What to work on: Would you give the records below again, exactly and completely?

[Data records]
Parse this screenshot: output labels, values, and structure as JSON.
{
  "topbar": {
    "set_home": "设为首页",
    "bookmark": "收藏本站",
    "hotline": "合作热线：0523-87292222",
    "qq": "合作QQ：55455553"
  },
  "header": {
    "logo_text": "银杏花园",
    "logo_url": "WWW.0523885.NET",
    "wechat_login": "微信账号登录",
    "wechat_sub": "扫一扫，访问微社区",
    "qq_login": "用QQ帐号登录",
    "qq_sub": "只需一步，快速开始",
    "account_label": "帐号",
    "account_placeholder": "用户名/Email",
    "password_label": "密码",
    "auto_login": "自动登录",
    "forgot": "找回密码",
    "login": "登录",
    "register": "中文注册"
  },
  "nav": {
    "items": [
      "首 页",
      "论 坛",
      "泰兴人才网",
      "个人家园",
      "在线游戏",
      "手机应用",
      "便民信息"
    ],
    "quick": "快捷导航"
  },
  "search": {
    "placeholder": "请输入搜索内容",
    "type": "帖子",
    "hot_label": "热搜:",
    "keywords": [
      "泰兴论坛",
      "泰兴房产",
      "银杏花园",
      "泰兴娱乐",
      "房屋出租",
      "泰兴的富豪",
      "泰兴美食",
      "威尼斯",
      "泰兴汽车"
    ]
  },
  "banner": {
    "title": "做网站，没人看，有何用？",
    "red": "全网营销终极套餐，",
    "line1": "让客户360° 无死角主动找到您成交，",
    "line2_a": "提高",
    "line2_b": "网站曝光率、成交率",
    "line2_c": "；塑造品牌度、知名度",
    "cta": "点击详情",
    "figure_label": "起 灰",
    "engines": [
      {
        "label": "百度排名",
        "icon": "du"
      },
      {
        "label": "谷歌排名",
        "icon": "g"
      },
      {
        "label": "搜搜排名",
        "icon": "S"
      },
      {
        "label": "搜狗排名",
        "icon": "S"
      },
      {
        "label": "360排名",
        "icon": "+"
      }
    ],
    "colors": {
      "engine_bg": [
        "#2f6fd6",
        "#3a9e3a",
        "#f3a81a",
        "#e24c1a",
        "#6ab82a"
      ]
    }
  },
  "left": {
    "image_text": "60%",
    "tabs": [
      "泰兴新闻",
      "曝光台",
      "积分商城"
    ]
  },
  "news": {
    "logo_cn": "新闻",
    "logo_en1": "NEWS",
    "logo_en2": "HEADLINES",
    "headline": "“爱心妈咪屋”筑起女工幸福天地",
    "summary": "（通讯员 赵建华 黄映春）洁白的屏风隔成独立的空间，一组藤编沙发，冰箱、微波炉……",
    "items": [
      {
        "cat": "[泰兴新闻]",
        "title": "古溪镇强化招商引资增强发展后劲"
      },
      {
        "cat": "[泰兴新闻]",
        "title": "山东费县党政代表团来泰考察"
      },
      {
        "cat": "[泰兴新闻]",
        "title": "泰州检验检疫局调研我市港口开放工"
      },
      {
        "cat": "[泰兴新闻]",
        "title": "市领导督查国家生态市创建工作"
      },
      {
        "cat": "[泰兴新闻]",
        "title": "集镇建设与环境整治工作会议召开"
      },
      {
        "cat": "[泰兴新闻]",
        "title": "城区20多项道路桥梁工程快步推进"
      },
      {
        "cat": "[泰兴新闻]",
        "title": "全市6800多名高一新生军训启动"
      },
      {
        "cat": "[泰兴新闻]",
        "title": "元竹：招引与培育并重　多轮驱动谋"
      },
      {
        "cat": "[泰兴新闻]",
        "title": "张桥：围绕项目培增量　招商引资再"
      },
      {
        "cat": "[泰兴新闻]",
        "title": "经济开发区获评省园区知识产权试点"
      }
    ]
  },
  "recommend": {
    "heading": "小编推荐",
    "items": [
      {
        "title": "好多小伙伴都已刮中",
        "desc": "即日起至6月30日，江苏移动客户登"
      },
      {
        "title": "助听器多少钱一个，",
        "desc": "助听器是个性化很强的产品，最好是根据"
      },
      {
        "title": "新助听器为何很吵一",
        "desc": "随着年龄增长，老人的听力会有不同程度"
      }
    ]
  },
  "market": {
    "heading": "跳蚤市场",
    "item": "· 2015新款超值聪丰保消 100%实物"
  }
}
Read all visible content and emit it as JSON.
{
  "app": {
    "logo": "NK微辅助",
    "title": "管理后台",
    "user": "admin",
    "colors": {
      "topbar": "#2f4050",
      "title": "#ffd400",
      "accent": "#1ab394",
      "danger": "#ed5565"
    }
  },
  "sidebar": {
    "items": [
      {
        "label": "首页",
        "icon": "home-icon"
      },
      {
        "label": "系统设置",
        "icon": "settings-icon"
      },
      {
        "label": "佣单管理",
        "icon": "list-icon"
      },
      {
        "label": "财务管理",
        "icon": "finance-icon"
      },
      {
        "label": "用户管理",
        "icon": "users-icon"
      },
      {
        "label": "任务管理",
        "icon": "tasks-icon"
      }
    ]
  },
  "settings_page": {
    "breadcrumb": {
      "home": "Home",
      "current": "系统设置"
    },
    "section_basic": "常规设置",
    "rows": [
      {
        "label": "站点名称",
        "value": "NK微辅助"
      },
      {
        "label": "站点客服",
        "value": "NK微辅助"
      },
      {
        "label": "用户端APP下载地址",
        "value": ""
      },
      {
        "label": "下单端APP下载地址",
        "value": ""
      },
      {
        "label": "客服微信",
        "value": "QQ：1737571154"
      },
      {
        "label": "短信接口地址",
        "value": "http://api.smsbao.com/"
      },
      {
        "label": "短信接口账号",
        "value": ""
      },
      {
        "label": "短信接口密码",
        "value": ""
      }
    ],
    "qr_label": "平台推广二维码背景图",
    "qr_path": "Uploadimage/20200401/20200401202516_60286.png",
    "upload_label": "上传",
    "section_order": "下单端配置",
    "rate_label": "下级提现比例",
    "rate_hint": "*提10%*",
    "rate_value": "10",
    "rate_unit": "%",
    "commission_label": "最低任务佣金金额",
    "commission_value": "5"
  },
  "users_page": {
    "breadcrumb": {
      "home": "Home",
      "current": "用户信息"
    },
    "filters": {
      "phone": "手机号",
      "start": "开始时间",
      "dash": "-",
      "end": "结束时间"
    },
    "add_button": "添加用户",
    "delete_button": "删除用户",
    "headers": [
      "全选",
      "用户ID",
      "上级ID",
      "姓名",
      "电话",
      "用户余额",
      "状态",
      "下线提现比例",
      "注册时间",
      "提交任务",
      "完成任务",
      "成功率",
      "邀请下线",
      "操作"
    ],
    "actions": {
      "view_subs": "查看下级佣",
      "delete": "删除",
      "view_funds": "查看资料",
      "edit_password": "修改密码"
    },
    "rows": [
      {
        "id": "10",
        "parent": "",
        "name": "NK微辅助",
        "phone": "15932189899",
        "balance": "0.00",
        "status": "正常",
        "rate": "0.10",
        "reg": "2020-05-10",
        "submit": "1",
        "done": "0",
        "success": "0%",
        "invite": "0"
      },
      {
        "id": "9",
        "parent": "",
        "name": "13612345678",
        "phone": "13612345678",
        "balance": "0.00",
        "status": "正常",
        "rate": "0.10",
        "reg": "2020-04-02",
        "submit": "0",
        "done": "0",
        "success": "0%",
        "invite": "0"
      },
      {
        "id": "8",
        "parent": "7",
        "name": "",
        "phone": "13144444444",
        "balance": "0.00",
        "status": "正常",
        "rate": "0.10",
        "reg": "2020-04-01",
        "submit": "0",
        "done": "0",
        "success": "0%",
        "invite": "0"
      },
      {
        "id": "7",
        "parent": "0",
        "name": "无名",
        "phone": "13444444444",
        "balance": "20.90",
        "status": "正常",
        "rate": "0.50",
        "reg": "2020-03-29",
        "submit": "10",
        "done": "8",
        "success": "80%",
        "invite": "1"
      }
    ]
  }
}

Task response:
Parse this screenshot: output labels, values, and structure as JSON.
{
  "topbar": {
    "set_home": "设为首页",
    "bookmark": "收藏本站",
    "hotline": "合作热线：0523-87292222",
    "qq": "合作QQ：55455553"
  },
  "header": {
    "logo_text": "银杏花园",
    "logo_url": "WWW.0523885.NET",
    "wechat_login": "微信账号登录",
    "wechat_sub": "扫一扫，访问微社区",
    "qq_login": "用QQ帐号登录",
    "qq_sub": "只需一步，快速开始",
    "account_label": "帐号",
    "account_placeholder": "用户名/Email",
    "password_label": "密码",
    "auto_login": "自动登录",
    "forgot": "找回密码",
    "login": "登录",
    "register": "中文注册"
  },
  "nav": {
    "items": [
      "首 页",
      "论 坛",
      "泰兴人才网",
      "个人家园",
      "在线游戏",
      "手机应用",
      "便民信息"
    ],
    "quick": "快捷导航"
  },
  "search": {
    "placeholder": "请输入搜索内容",
    "type": "帖子",
    "hot_label": "热搜:",
    "keywords": [
      "泰兴论坛",
      "泰兴房产",
      "银杏花园",
      "泰兴娱乐",
      "房屋出租",
      "泰兴的富豪",
      "泰兴美食",
      "威尼斯",
      "泰兴汽车"
    ]
  },
  "banner": {
    "title": "做网站，没人看，有何用？",
    "red": "全网营销终极套餐，",
    "line1": "让客户360° 无死角主动找到您成交，",
    "line2_a": "提高",
    "line2_b": "网站曝光率、成交率",
    "line2_c": "；塑造品牌度、知名度",
    "cta": "点击详情",
    "figure_label": "起 灰",
    "engines": [
      {
        "label": "百度排名",
        "icon": "du"
      },
      {
        "label": "谷歌排名",
        "icon": "g"
      },
      {
        "label": "搜搜排名",
        "icon": "S"
      },
      {
        "label": "搜狗排名",
        "icon": "S"
      },
      {
        "label": "360排名",
        "icon": "+"
      }
    ],
    "colors": {
      "engine_bg": [
        "#2f6fd6",
        "#3a9e3a",
        "#f3a81a",
        "#e24c1a",
        "#6ab82a"
      ]
    }
  },
  "left": {
    "image_text": "60%",
    "tabs": [
      "泰兴新闻",
      "曝光台",
      "积分商城"
    ]
  },
  "news": {
    "logo_cn": "新闻",
    "logo_en1": "NEWS",
    "logo_en2": "HEADLINES",
    "headline": "“爱心妈咪屋”筑起女工幸福天地",
    "summary": "（通讯员 赵建华 黄映春）洁白的屏风隔成独立的空间，一组藤编沙发，冰箱、微波炉……",
    "items": [
      {
        "cat": "[泰兴新闻]",
        "title": "古溪镇强化招商引资增强发展后劲"
      },
      {
        "cat": "[泰兴新闻]",
        "title": "山东费县党政代表团来泰考察"
      },
      {
        "cat": "[泰兴新闻]",
        "title": "泰州检验检疫局调研我市港口开放工"
      },
      {
        "cat": "[泰兴新闻]",
        "title": "市领导督查国家生态市创建工作"
      },
      {
        "cat": "[泰兴新闻]",
        "title": "集镇建设与环境整治工作会议召开"
      },
      {
        "cat": "[泰兴新闻]",
        "title": "城区20多项道路桥梁工程快步推进"
      },
      {
        "cat": "[泰兴新闻]",
        "title": "全市6800多名高一新生军训启动"
      },
      {
        "cat": "[泰兴新闻]",
        "title": "元竹：招引与培育并重　多轮驱动谋"
      },
      {
        "cat": "[泰兴新闻]",
        "title": "张桥：围绕项目培增量　招商引资再"
      },
      {
        "cat": "[泰兴新闻]",
        "title": "经济开发区获评省园区知识产权试点"
      }
    ]
  },
  "recommend": {
    "heading": "小编推荐",
    "items": [
      {
        "title": "好多小伙伴都已刮中",
        "desc": "即日起至6月30日，江苏移动客户登"
      },
      {
        "title": "助听器多少钱一个，",
        "desc": "助听器是个性化很强的产品，最好是根据"
      },
      {
        "title": "新助听器为何很吵一",
        "desc": "随着年龄增长，老人的听力会有不同程度"
      }
    ]
  },
  "market": {
    "heading": "跳蚤市场",
    "item": "· 2015新款超值聪丰保消 100%实物"
  }
}
Read all visible content and emit it as JSON.
{
  "app": {
    "logo": "NK微辅助",
    "title": "管理后台",
    "user": "admin",
    "colors": {
      "topbar": "#2f4050",
      "title": "#ffd400",
      "accent": "#1ab394",
      "danger": "#ed5565"
    }
  },
  "sidebar": {
    "items": [
      {
        "label": "首页",
        "icon": "home-icon"
      },
      {
        "label": "系统设置",
        "icon": "settings-icon"
      },
      {
        "label": "佣单管理",
        "icon": "list-icon"
      },
      {
        "label": "财务管理",
        "icon": "finance-icon"
      },
      {
        "label": "用户管理",
        "icon": "users-icon"
      },
      {
        "label": "任务管理",
        "icon": "tasks-icon"
      }
    ]
  },
  "settings_page": {
    "breadcrumb": {
      "home": "Home",
      "current": "系统设置"
    },
    "section_basic": "常规设置",
    "rows": [
      {
        "label": "站点名称",
        "value": "NK微辅助"
      },
      {
        "label": "站点客服",
        "value": "NK微辅助"
      },
      {
        "label": "用户端APP下载地址",
        "value": ""
      },
      {
        "label": "下单端APP下载地址",
        "value": ""
      },
      {
        "label": "客服微信",
        "value": "QQ：1737571154"
      },
      {
        "label": "短信接口地址",
        "value": "http://api.smsbao.com/"
      },
      {
        "label": "短信接口账号",
        "value": ""
      },
      {
        "label": "短信接口密码",
        "value": ""
      }
    ],
    "qr_label": "平台推广二维码背景图",
    "qr_path": "Uploadimage/20200401/20200401202516_60286.png",
    "upload_label": "上传",
    "section_order": "下单端配置",
    "rate_label": "下级提现比例",
    "rate_hint": "*提10%*",
    "rate_value": "10",
    "rate_unit": "%",
    "commission_label": "最低任务佣金金额",
    "commission_value": "5"
  },
  "users_page": {
    "breadcrumb": {
      "home": "Home",
      "current": "用户信息"
    },
    "filters": {
      "phone": "手机号",
      "start": "开始时间",
      "dash": "-",
      "end": "结束时间"
    },
    "add_button": "添加用户",
    "delete_button": "删除用户",
    "headers": [
      "全选",
      "用户ID",
      "上级ID",
      "姓名",
      "电话",
      "用户余额",
      "状态",
      "下线提现比例",
      "注册时间",
      "提交任务",
      "完成任务",
      "成功率",
      "邀请下线",
      "操作"
    ],
    "actions": {
      "view_subs": "查看下级佣",
      "delete": "删除",
      "view_funds": "查看资料",
      "edit_password": "修改密码"
    },
    "rows": [
      {
        "id": "10",
        "parent": "",
        "name": "NK微辅助",
        "phone": "15932189899",
        "balance": "0.00",
        "status": "正常",
        "rate": "0.10",
        "reg": "2020-05-10",
        "submit": "1",
        "done": "0",
        "success": "0%",
        "invite": "0"
      },
      {
        "id": "9",
        "parent": "",
        "name": "13612345678",
        "phone": "13612345678",
        "balance": "0.00",
        "status": "正常",
        "rate": "0.10",
        "reg": "2020-04-02",
        "submit": "0",
        "done": "0",
        "success": "0%",
        "invite": "0"
      },
      {
        "id": "8",
        "parent": "7",
        "name": "",
        "phone": "13144444444",
        "balance": "0.00",
        "status": "正常",
        "rate": "0.10",
        "reg": "2020-04-01",
        "submit": "0",
        "done": "0",
        "success": "0%",
        "invite": "0"
      },
      {
        "id": "7",
        "parent": "0",
        "name": "无名",
        "phone": "13444444444",
        "balance": "20.90",
        "status": "正常",
        "rate": "0.50",
        "reg": "2020-03-29",
        "submit": "10",
        "done": "8",
        "success": "80%",
        "invite": "1"
      }
    ]
  }
}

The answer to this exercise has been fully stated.